Software Engineering, Project Management, and Effectiveness
When a patterns & practices deliverable would be ready to ship, our General Manager (GM) would ask me to sign off on the performance and security. I would usually be pulled thin so I needed a way to scale. To do so, I created a small checkpoint for performance and scalability. The checkpoint was simply a set of questions that are a forcing function to make sure you've addressed a lot of the basics (and avoid a lot of "do-overs"). Here's what we used internally:
Checkpoint: Performance and Scalability

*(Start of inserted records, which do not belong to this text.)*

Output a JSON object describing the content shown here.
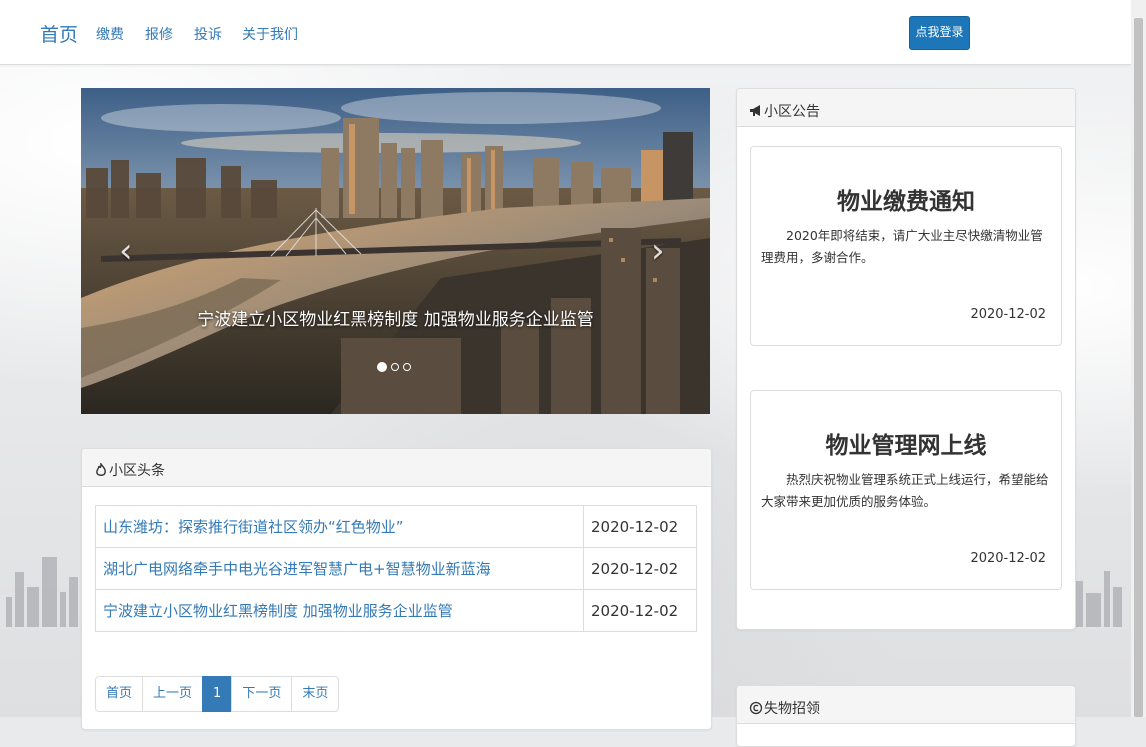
{
  "nav": {
    "brand": "首页",
    "links": [
      "缴费",
      "报修",
      "投诉",
      "关于我们"
    ],
    "login_label": "点我登录"
  },
  "carousel": {
    "caption": "宁波建立小区物业红黑榜制度 加强物业服务企业监管",
    "prev_glyph": "‹",
    "next_glyph": "›",
    "slide_count": 3,
    "active_slide": 1
  },
  "news": {
    "heading": "小区头条",
    "rows": [
      {
        "title": "山东潍坊：探索推行街道社区领办“红色物业”",
        "date": "2020-12-02"
      },
      {
        "title": "湖北广电网络牵手中电光谷进军智慧广电+智慧物业新蓝海",
        "date": "2020-12-02"
      },
      {
        "title": "宁波建立小区物业红黑榜制度 加强物业服务企业监管",
        "date": "2020-12-02"
      }
    ],
    "pagination": {
      "first": "首页",
      "prev": "上一页",
      "current": "1",
      "next": "下一页",
      "last": "末页"
    }
  },
  "announcements": {
    "heading": "小区公告",
    "items": [
      {
        "title": "物业缴费通知",
        "body": "2020年即将结束，请广大业主尽快缴清物业管理费用，多谢合作。",
        "date": "2020-12-02"
      },
      {
        "title": "物业管理网上线",
        "body": "热烈庆祝物业管理系统正式上线运行，希望能给大家带来更加优质的服务体验。",
        "date": "2020-12-02"
      }
    ]
  },
  "lost_found": {
    "heading": "失物招领"
  },
  "colors": {
    "link": "#337ab7",
    "button": "#1d76b8"
  }
}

The checkpoint helped the engineering team shape their approach and it simplfied my job when I had to review. You can imagine how some of these questions can shape your strategies. This is by no means exhuastive, but it was effective enough to tease out big project risks. For example, do you know when you're software's going to hit capacity? Did you completely ignore the customer's practical environment and use up all their resources? Do you have a way to intstrument for when things go bad and is this configurable? When your software is in trouble, what sort of support did you enable for troubleshooting and diagnostics?

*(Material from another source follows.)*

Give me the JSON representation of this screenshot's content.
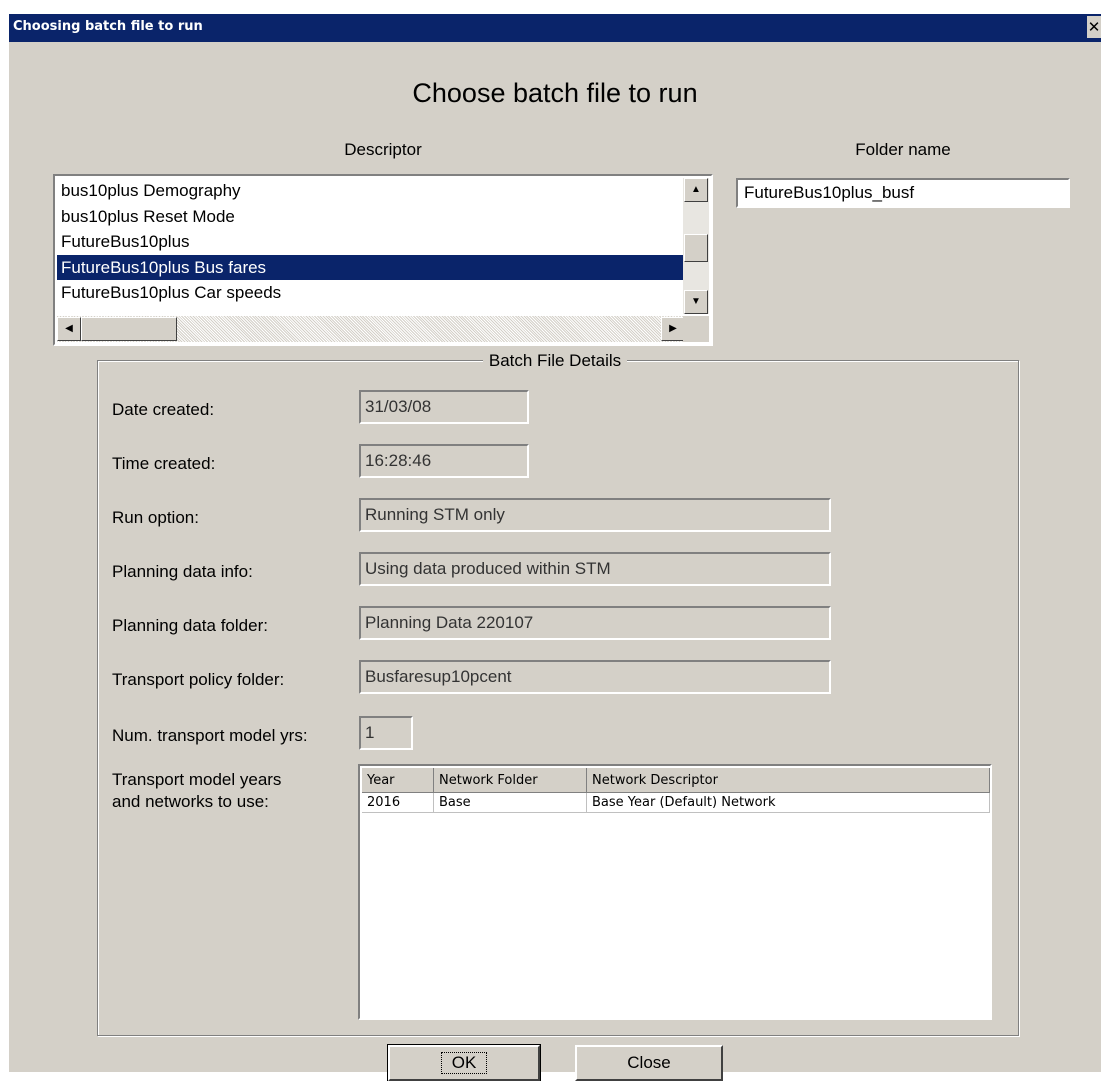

While I think the original checkpoint was helpful, I think a pluggable set of checkpoints based on application types would be even more helpful and more precise. For example, if I'm building a Web application, what are the specific metrics or key instrumentation features I should have? If I'm building a smart client, what sort of instrumentation and metrics should I bake in? … etc. If and when I get to a point where I can do more checkpoints, I'll use a strategy of modular, type-specific, scenario-based checkpoints to supplement the baseline checkpoint above.